Dataset rows for apps and sites
++++

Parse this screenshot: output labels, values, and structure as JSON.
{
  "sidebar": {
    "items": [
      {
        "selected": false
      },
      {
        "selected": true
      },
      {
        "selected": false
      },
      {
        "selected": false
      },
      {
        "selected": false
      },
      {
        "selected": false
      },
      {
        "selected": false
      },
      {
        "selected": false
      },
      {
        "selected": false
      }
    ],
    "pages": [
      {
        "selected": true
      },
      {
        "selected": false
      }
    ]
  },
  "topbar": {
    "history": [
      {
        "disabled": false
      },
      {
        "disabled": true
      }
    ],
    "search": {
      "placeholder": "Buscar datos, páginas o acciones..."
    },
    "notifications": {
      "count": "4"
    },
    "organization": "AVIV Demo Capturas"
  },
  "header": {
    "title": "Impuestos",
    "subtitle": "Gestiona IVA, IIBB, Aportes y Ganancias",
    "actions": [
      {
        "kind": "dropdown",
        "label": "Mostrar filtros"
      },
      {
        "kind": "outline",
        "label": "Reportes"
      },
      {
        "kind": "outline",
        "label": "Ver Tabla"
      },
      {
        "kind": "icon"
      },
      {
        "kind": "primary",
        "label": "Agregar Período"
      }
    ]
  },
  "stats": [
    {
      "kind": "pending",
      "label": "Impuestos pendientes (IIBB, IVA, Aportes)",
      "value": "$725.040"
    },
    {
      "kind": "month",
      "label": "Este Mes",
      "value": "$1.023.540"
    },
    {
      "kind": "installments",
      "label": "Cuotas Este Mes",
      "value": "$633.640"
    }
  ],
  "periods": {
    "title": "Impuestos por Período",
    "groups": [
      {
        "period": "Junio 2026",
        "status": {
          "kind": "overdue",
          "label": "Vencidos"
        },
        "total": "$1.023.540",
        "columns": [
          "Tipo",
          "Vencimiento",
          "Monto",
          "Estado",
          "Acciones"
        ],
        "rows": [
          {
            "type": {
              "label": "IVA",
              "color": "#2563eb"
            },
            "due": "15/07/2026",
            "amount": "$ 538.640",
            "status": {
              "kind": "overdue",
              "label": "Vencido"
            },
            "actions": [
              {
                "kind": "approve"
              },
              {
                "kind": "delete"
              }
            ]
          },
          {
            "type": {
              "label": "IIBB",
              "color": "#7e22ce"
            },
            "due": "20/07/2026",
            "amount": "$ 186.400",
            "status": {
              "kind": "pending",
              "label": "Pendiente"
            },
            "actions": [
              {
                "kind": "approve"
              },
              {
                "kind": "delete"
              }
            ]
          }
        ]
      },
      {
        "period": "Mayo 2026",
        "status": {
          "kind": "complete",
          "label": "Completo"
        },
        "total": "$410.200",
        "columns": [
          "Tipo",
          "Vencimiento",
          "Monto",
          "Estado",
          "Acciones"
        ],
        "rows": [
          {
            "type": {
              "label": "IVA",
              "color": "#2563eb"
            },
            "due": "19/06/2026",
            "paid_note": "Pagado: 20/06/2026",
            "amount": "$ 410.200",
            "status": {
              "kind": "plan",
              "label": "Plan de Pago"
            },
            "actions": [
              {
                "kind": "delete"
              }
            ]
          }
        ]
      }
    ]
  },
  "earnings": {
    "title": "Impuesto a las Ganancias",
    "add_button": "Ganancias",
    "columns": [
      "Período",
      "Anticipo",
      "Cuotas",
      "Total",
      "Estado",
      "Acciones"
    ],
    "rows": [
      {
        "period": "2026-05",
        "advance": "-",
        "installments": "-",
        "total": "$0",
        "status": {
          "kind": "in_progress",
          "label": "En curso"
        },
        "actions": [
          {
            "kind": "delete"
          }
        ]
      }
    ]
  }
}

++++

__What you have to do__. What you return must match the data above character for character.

__Finished task__.
Parse this screenshot: output labels, values, and structure as JSON.
{
  "sidebar": {
    "items": [
      {
        "selected": false
      },
      {
        "selected": true
      },
      {
        "selected": false
      },
      {
        "selected": false
      },
      {
        "selected": false
      },
      {
        "selected": false
      },
      {
        "selected": false
      },
      {
        "selected": false
      },
      {
        "selected": false
      }
    ],
    "pages": [
      {
        "selected": true
      },
      {
        "selected": false
      }
    ]
  },
  "topbar": {
    "history": [
      {
        "disabled": false
      },
      {
        "disabled": true
      }
    ],
    "search": {
      "placeholder": "Buscar datos, páginas o acciones..."
    },
    "notifications": {
      "count": "4"
    },
    "organization": "AVIV Demo Capturas"
  },
  "header": {
    "title": "Impuestos",
    "subtitle": "Gestiona IVA, IIBB, Aportes y Ganancias",
    "actions": [
      {
        "kind": "dropdown",
        "label": "Mostrar filtros"
      },
      {
        "kind": "outline",
        "label": "Reportes"
      },
      {
        "kind": "outline",
        "label": "Ver Tabla"
      },
      {
        "kind": "icon"
      },
      {
        "kind": "primary",
        "label": "Agregar Período"
      }
    ]
  },
  "stats": [
    {
      "kind": "pending",
      "label": "Impuestos pendientes (IIBB, IVA, Aportes)",
      "value": "$725.040"
    },
    {
      "kind": "month",
      "label": "Este Mes",
      "value": "$1.023.540"
    },
    {
      "kind": "installments",
      "label": "Cuotas Este Mes",
      "value": "$633.640"
    }
  ],
  "periods": {
    "title": "Impuestos por Período",
    "groups": [
      {
        "period": "Junio 2026",
        "status": {
          "kind": "overdue",
          "label": "Vencidos"
        },
        "total": "$1.023.540",
        "columns": [
          "Tipo",
          "Vencimiento",
          "Monto",
          "Estado",
          "Acciones"
        ],
        "rows": [
          {
            "type": {
              "label": "IVA",
              "color": "#2563eb"
            },
            "due": "15/07/2026",
            "amount": "$ 538.640",
            "status": {
              "kind": "overdue",
              "label": "Vencido"
            },
            "actions": [
              {
                "kind": "approve"
              },
              {
                "kind": "delete"
              }
            ]
          },
          {
            "type": {
              "label": "IIBB",
              "color": "#7e22ce"
            },
            "due": "20/07/2026",
            "amount": "$ 186.400",
            "status": {
              "kind": "pending",
              "label": "Pendiente"
            },
            "actions": [
              {
                "kind": "approve"
              },
              {
                "kind": "delete"
              }
            ]
          }
        ]
      },
      {
        "period": "Mayo 2026",
        "status": {
          "kind": "complete",
          "label": "Completo"
        },
        "total": "$410.200",
        "columns": [
          "Tipo",
          "Vencimiento",
          "Monto",
          "Estado",
          "Acciones"
        ],
        "rows": [
          {
            "type": {
              "label": "IVA",
              "color": "#2563eb"
            },
            "due": "19/06/2026",
            "paid_note": "Pagado: 20/06/2026",
            "amount": "$ 410.200",
            "status": {
              "kind": "plan",
              "label": "Plan de Pago"
            },
            "actions": [
              {
                "kind": "delete"
              }
            ]
          }
        ]
      }
    ]
  },
  "earnings": {
    "title": "Impuesto a las Ganancias",
    "add_button": "Ganancias",
    "columns": [
      "Período",
      "Anticipo",
      "Cuotas",
      "Total",
      "Estado",
      "Acciones"
    ],
    "rows": [
      {
        "period": "2026-05",
        "advance": "-",
        "installments": "-",
        "total": "$0",
        "status": {
          "kind": "in_progress",
          "label": "En curso"
        },
        "actions": [
          {
            "kind": "delete"
          }
        ]
      }
    ]
  }
}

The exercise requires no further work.